▶ _GIVEN RECORDS_:

════════════════

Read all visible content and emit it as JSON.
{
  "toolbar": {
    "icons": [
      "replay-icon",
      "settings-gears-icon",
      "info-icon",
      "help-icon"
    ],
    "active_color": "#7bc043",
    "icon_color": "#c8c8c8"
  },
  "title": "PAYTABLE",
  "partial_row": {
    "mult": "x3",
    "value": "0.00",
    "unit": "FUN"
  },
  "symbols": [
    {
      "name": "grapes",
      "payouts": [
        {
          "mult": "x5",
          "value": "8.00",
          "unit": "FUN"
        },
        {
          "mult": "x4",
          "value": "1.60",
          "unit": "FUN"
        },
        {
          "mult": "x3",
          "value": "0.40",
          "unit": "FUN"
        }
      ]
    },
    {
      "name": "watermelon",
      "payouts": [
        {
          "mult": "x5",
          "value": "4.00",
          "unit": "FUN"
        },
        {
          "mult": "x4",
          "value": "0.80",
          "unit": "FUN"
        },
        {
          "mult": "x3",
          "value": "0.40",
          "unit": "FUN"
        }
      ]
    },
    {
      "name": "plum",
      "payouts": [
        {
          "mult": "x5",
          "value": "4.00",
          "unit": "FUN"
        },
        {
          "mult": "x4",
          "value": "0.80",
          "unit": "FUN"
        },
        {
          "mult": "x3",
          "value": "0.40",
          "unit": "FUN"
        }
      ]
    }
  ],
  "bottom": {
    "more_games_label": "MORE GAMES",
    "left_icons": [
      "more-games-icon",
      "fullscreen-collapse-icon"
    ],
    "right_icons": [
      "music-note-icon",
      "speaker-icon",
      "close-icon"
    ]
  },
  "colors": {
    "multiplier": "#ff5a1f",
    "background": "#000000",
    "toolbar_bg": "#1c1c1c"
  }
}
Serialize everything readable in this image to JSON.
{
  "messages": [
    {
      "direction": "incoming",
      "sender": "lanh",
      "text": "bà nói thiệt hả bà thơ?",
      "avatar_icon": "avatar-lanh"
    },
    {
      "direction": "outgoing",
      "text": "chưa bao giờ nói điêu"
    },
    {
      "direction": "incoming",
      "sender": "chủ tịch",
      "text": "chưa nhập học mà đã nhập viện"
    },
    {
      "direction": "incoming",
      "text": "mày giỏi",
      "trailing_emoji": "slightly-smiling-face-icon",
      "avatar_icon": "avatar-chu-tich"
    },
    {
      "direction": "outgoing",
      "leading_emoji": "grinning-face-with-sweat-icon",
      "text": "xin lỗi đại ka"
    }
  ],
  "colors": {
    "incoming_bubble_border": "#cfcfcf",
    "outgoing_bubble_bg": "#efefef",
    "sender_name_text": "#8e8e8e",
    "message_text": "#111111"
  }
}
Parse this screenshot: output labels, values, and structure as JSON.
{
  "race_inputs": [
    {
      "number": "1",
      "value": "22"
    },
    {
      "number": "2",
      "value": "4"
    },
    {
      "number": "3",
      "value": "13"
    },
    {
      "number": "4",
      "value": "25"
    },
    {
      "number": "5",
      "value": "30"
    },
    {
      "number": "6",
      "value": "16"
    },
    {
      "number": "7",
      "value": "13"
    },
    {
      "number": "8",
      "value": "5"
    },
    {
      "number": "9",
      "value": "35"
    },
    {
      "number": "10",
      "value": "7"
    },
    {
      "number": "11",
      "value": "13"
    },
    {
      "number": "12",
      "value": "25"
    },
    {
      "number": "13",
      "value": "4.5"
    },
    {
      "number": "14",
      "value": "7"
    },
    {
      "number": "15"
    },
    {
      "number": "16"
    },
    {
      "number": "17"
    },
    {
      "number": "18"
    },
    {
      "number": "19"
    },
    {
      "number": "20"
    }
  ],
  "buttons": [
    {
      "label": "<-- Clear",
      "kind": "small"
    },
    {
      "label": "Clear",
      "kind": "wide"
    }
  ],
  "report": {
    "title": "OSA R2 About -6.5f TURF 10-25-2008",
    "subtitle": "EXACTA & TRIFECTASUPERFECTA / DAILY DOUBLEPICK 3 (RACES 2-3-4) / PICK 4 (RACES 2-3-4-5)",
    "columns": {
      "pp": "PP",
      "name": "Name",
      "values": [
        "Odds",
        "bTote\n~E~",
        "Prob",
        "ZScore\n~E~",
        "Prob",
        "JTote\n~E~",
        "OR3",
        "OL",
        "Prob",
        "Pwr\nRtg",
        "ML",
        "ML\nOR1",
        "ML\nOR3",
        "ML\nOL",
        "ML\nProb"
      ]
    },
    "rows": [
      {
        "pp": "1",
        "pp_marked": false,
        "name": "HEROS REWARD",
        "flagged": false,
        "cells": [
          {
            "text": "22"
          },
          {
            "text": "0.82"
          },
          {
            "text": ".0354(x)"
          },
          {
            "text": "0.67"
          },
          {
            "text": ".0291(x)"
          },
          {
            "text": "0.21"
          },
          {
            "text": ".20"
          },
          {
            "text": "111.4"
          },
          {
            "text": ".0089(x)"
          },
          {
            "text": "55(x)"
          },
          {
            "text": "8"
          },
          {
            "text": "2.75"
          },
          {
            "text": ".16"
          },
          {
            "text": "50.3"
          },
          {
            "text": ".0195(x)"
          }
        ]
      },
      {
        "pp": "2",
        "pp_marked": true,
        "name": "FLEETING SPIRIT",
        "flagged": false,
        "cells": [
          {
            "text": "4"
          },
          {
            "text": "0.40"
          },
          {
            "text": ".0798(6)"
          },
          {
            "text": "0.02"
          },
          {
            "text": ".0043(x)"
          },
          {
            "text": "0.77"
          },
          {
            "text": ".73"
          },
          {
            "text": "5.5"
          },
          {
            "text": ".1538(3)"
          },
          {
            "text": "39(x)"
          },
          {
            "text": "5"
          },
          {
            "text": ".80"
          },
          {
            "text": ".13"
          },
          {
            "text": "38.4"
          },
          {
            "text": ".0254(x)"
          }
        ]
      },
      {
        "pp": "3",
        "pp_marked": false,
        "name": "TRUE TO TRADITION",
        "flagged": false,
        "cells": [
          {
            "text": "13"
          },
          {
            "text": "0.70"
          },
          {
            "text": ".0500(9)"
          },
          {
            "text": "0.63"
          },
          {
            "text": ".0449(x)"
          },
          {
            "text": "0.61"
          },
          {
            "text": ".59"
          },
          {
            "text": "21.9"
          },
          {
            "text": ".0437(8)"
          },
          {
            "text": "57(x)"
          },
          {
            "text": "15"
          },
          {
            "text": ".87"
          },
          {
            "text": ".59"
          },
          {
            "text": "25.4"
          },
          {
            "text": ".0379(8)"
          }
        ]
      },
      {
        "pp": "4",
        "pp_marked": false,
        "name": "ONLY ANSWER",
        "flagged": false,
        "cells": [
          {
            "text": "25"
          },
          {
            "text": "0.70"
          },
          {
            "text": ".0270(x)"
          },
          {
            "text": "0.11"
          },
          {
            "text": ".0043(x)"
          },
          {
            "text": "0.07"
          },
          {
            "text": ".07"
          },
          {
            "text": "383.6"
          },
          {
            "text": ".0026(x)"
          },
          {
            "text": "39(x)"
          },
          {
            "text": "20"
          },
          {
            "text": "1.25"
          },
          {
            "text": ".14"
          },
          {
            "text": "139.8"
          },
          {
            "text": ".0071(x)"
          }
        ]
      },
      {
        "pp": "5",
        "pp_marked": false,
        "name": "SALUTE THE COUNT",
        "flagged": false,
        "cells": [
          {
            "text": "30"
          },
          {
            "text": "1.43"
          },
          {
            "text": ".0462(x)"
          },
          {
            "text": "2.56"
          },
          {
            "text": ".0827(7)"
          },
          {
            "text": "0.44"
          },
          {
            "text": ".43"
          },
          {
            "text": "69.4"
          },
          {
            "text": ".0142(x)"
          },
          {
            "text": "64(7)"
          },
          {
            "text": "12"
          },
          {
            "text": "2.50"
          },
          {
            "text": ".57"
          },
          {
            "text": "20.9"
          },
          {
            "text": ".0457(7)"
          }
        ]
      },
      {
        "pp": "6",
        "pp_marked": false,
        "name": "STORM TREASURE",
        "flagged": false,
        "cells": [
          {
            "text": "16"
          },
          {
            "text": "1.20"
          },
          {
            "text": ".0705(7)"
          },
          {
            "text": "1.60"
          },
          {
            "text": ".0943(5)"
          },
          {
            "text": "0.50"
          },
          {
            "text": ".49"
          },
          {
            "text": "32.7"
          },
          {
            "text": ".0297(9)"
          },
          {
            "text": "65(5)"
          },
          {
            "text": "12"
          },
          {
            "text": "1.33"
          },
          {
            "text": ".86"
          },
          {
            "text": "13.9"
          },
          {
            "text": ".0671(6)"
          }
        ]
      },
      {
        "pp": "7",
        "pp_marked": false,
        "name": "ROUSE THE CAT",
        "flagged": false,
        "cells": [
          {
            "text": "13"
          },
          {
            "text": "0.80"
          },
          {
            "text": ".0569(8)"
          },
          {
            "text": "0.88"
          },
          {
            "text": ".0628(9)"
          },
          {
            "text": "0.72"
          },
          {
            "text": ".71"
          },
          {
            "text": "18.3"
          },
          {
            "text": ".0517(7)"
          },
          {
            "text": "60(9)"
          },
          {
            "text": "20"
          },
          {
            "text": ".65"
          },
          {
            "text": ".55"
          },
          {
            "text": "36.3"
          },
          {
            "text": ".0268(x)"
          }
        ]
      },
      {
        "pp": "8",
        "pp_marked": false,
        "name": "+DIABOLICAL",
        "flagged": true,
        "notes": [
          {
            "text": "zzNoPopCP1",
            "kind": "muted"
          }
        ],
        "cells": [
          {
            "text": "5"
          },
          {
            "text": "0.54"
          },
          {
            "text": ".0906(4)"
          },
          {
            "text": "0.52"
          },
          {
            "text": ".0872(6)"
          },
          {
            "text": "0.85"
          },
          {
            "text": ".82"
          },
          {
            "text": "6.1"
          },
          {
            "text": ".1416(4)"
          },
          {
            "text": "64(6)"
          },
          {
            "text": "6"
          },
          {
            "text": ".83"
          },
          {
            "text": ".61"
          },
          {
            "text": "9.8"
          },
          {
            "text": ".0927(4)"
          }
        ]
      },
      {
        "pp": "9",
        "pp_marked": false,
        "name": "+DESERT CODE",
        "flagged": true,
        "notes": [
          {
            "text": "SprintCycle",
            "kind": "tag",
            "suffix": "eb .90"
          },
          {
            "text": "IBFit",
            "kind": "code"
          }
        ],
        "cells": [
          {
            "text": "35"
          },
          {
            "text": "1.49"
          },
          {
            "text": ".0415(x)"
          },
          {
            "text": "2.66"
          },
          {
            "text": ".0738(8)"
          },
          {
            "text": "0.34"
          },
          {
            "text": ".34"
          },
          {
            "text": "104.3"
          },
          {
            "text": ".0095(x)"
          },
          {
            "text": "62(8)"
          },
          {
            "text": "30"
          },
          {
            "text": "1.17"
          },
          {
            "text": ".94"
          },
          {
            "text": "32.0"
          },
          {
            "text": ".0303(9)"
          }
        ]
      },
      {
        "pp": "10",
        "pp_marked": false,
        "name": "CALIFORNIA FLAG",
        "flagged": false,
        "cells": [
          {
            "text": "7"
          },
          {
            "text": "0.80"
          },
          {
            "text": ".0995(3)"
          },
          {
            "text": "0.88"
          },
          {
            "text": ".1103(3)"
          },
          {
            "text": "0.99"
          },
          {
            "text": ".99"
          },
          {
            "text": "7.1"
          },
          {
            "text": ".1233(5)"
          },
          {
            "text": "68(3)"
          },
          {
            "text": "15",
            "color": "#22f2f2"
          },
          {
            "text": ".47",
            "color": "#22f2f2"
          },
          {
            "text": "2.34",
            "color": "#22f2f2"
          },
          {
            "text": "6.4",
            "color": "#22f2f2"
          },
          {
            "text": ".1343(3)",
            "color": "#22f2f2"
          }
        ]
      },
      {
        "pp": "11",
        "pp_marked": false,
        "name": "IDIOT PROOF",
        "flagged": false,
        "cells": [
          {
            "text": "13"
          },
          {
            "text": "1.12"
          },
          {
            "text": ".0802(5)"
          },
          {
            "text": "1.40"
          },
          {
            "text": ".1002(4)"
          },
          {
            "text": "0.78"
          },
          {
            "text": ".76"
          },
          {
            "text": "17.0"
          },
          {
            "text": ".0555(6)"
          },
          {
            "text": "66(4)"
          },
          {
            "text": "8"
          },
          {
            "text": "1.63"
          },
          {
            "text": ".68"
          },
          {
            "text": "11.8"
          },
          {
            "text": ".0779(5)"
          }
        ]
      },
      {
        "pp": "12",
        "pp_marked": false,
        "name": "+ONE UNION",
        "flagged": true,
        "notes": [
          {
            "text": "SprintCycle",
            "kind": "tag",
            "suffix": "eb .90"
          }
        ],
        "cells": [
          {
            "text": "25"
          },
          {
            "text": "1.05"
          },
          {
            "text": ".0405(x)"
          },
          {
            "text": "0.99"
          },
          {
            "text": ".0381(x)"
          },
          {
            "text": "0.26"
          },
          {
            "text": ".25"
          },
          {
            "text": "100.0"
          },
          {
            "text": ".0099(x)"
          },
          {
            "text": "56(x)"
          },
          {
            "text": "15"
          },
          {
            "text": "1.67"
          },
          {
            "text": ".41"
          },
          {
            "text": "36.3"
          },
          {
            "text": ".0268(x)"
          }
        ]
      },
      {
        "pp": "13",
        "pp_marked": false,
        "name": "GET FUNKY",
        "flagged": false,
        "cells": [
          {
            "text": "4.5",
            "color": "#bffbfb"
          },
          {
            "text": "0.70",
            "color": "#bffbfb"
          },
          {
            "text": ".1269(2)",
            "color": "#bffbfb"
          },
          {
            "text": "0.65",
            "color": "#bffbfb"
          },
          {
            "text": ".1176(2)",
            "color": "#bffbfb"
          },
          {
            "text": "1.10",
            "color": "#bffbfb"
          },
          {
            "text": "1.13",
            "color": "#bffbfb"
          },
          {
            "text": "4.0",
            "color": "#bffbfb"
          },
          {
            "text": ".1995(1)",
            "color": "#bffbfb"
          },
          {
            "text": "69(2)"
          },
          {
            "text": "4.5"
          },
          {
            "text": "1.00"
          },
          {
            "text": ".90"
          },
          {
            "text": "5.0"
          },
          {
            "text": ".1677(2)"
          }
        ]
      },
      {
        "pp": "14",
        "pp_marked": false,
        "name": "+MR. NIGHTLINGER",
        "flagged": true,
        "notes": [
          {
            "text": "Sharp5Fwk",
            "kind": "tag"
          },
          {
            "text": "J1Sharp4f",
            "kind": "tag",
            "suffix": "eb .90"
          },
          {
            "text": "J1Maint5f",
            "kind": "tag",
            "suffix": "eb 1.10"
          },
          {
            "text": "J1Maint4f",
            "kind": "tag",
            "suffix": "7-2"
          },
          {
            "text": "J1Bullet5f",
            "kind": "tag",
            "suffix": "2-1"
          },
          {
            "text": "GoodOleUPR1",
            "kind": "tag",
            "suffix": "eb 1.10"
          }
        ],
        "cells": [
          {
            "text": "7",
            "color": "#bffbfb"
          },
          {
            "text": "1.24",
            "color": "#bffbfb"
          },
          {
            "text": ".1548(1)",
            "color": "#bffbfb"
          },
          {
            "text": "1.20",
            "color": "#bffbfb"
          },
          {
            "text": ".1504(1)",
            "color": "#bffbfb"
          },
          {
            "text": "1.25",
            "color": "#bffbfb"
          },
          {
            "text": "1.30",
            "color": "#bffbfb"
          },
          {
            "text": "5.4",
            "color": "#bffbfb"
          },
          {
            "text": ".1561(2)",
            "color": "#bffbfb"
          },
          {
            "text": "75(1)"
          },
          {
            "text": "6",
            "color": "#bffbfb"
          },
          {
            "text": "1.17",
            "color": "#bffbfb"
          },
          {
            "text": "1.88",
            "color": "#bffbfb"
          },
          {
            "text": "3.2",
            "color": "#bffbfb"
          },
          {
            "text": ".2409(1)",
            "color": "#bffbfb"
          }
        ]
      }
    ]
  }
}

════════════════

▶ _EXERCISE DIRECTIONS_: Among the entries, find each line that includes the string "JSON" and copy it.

▶ _YOUR SOLUTION_:
Read all visible content and emit it as JSON.
Serialize everything readable in this image to JSON.
Parse this screenshot: output labels, values, and structure as JSON.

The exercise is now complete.